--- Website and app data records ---
◇ ◇ ◇ ◇ ◇
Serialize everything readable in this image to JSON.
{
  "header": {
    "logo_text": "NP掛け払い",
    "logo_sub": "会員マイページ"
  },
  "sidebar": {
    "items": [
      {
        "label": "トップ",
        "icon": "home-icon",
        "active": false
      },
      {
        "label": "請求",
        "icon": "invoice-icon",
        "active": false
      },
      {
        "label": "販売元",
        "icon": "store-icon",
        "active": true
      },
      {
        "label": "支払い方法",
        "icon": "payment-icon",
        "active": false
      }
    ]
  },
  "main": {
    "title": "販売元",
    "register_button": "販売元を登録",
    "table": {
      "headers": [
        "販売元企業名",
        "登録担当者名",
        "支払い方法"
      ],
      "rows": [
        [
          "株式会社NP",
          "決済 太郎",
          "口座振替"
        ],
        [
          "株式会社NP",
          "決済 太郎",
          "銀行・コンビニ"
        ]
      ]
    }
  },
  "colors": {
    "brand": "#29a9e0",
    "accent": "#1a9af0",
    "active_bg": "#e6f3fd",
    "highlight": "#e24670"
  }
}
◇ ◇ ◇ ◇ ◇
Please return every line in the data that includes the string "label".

--- Reply to the task ---
        "label": "トップ",
        "label": "請求",
        "label": "販売元",
        "label": "支払い方法",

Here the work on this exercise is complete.